§ Your instructions
Would you give the entries below again in full, exactly as they stand?

§ Exercise materials

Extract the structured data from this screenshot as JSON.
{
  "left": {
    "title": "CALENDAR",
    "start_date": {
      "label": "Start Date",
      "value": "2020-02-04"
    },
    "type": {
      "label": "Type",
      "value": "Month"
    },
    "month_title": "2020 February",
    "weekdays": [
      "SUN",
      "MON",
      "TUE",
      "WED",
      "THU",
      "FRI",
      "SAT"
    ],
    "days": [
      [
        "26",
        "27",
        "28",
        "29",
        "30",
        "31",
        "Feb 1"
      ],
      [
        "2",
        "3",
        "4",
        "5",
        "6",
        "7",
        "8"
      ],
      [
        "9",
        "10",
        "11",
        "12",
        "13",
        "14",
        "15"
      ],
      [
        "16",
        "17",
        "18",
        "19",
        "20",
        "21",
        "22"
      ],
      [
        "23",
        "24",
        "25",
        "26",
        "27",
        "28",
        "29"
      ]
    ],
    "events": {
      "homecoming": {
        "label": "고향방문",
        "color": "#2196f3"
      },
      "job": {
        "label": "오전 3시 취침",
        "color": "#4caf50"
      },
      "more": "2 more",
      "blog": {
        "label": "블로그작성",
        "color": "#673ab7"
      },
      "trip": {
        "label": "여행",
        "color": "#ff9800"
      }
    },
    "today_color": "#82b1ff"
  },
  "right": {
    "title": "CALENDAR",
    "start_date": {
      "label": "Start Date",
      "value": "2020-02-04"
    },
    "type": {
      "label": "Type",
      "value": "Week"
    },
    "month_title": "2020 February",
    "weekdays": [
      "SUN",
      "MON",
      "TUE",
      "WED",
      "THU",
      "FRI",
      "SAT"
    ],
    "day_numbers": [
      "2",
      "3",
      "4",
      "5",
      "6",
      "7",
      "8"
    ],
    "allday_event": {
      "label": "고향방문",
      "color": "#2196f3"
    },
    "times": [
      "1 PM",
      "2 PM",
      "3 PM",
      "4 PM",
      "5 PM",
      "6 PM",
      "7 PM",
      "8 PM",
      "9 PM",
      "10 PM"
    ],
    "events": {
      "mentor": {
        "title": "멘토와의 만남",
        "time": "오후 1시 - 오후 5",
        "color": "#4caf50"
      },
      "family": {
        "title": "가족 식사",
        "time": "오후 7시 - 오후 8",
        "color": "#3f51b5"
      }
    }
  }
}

§ Answer area
Extract the structured data from this screenshot as JSON.
{
  "left": {
    "title": "CALENDAR",
    "start_date": {
      "label": "Start Date",
      "value": "2020-02-04"
    },
    "type": {
      "label": "Type",
      "value": "Month"
    },
    "month_title": "2020 February",
    "weekdays": [
      "SUN",
      "MON",
      "TUE",
      "WED",
      "THU",
      "FRI",
      "SAT"
    ],
    "days": [
      [
        "26",
        "27",
        "28",
        "29",
        "30",
        "31",
        "Feb 1"
      ],
      [
        "2",
        "3",
        "4",
        "5",
        "6",
        "7",
        "8"
      ],
      [
        "9",
        "10",
        "11",
        "12",
        "13",
        "14",
        "15"
      ],
      [
        "16",
        "17",
        "18",
        "19",
        "20",
        "21",
        "22"
      ],
      [
        "23",
        "24",
        "25",
        "26",
        "27",
        "28",
        "29"
      ]
    ],
    "events": {
      "homecoming": {
        "label": "고향방문",
        "color": "#2196f3"
      },
      "job": {
        "label": "오전 3시 취침",
        "color": "#4caf50"
      },
      "more": "2 more",
      "blog": {
        "label": "블로그작성",
        "color": "#673ab7"
      },
      "trip": {
        "label": "여행",
        "color": "#ff9800"
      }
    },
    "today_color": "#82b1ff"
  },
  "right": {
    "title": "CALENDAR",
    "start_date": {
      "label": "Start Date",
      "value": "2020-02-04"
    },
    "type": {
      "label": "Type",
      "value": "Week"
    },
    "month_title": "2020 February",
    "weekdays": [
      "SUN",
      "MON",
      "TUE",
      "WED",
      "THU",
      "FRI",
      "SAT"
    ],
    "day_numbers": [
      "2",
      "3",
      "4",
      "5",
      "6",
      "7",
      "8"
    ],
    "allday_event": {
      "label": "고향방문",
      "color": "#2196f3"
    },
    "times": [
      "1 PM",
      "2 PM",
      "3 PM",
      "4 PM",
      "5 PM",
      "6 PM",
      "7 PM",
      "8 PM",
      "9 PM",
      "10 PM"
    ],
    "events": {
      "mentor": {
        "title": "멘토와의 만남",
        "time": "오후 1시 - 오후 5",
        "color": "#4caf50"
      },
      "family": {
        "title": "가족 식사",
        "time": "오후 7시 - 오후 8",
        "color": "#3f51b5"
      }
    }
  }
}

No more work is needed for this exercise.